This started the ball rolling into anti-depressants, hormones, psychologist, psychiatrists, endocrinologists and all sorts of poking and prodding. Telling my family was very difficult but after initial shock, they all accepted that this is something that I had to do. Once people know you were contemplating suicide, they begin to understand how significant an issue it has become. I knew informing my friends was going to be difficult as they were the ones that thought I was a blokey bloke. They all said they would support me through this ordeal, but as time wore on they found the concept too hard to deal with and they systematically dropped off and I found myself with very little to no support.
Being a pilot in Qantas for 10 years and in one of the most male dominated jobs you can find, I was very stressed about how to let work know. Initial contact was to my Base Captain (who had been wonderful throughout) and then the informing of the rest of flight operations management. To my surprise everyone was most supportive and were just amazed at my courage that they didn't really care about exactly what I had intended to do. That was, to become the first and only transgendered pilot in Qantas' 90 year history. There have been other transgenders in other departments in Qantas but never in flight crew. The flight operations management decide to use this to their advantage and gain information from these departments about what worked, and what didn't, to best implement me back into my role as a First Officer. Management informed my work colleagues of my impending transition via memo, which was well received, and they also researched about transgenderism and spoke to various specialists. Quite unbelievable that a company would go to such lengths to keep a transgendered individual employed within their ranks. I really believe that Qantas has set the bench mark when implementing trans people back into the workforce and I'm saddened that most other trans people don't receive the same respect that I received from my employer.

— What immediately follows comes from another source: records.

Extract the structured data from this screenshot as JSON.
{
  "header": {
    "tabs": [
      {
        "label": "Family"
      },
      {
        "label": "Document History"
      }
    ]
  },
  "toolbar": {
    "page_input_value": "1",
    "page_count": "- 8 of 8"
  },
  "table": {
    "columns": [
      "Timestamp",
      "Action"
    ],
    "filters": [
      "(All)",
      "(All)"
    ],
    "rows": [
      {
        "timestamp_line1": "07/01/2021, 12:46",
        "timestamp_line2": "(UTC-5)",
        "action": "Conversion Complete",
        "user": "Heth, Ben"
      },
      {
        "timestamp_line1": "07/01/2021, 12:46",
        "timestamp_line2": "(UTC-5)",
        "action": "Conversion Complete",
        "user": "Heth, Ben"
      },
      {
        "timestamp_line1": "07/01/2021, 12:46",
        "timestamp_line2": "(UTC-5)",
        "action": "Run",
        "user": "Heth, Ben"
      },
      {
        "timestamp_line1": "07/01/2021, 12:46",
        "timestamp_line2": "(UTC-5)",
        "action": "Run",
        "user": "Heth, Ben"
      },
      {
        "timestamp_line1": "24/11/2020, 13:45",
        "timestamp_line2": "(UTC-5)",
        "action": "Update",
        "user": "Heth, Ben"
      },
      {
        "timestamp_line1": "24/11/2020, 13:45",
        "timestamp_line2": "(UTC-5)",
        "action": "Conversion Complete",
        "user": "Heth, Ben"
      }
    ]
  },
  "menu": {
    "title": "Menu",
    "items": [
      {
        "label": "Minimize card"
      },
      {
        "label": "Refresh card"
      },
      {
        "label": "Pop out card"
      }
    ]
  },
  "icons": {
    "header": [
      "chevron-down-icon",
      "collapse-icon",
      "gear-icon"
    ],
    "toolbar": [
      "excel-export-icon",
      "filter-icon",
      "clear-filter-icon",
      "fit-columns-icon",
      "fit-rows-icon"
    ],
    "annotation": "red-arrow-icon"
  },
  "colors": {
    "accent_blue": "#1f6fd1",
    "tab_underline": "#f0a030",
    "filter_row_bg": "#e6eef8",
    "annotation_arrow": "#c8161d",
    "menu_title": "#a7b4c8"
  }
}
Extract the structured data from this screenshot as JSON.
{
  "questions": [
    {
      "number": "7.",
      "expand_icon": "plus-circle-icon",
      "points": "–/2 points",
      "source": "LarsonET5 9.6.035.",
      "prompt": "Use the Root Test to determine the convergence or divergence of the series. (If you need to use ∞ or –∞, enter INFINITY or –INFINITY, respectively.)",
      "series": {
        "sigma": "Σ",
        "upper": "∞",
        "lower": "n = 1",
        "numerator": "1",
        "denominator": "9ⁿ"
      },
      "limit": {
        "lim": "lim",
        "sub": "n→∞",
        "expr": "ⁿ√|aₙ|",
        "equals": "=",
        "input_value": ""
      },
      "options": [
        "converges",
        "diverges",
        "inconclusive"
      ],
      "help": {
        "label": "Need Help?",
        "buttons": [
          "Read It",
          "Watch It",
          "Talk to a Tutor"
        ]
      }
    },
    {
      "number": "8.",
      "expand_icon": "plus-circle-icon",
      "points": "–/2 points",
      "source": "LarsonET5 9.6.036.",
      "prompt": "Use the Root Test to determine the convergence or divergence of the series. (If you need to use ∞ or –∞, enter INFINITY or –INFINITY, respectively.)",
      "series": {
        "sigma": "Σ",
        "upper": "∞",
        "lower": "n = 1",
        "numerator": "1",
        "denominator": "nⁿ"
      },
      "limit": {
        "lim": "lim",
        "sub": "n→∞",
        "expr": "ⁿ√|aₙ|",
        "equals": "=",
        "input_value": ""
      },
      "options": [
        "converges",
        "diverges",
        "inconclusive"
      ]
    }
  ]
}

I returned to work after my facial surgery and was well accepted. After initial shock at how good I looked, it was business as usual. The facial surgery was really quite dramatic and gave me a younger female look, and along with loosing 20 kgs and and hormone therapy , it made me look a genetic female. This made my transition easier as instead of being 'the' transgendered pilot I just became one of Qantas' female pilots. This allowed me to slip into my new life as a woman quiet easily.
So after a year of transition which consisted of a month in hospital with severe depression, hours of painful and expensive electrolysis and laser hair removal, losing a lot of old friends, gaining some fantastic new friends, losing an identity and trying to find a new one, hours of psychiatric evaluation, and more tears I care to remember - I find myself in this hotel room, a post-operative transgender female with my whole new life ahead of me.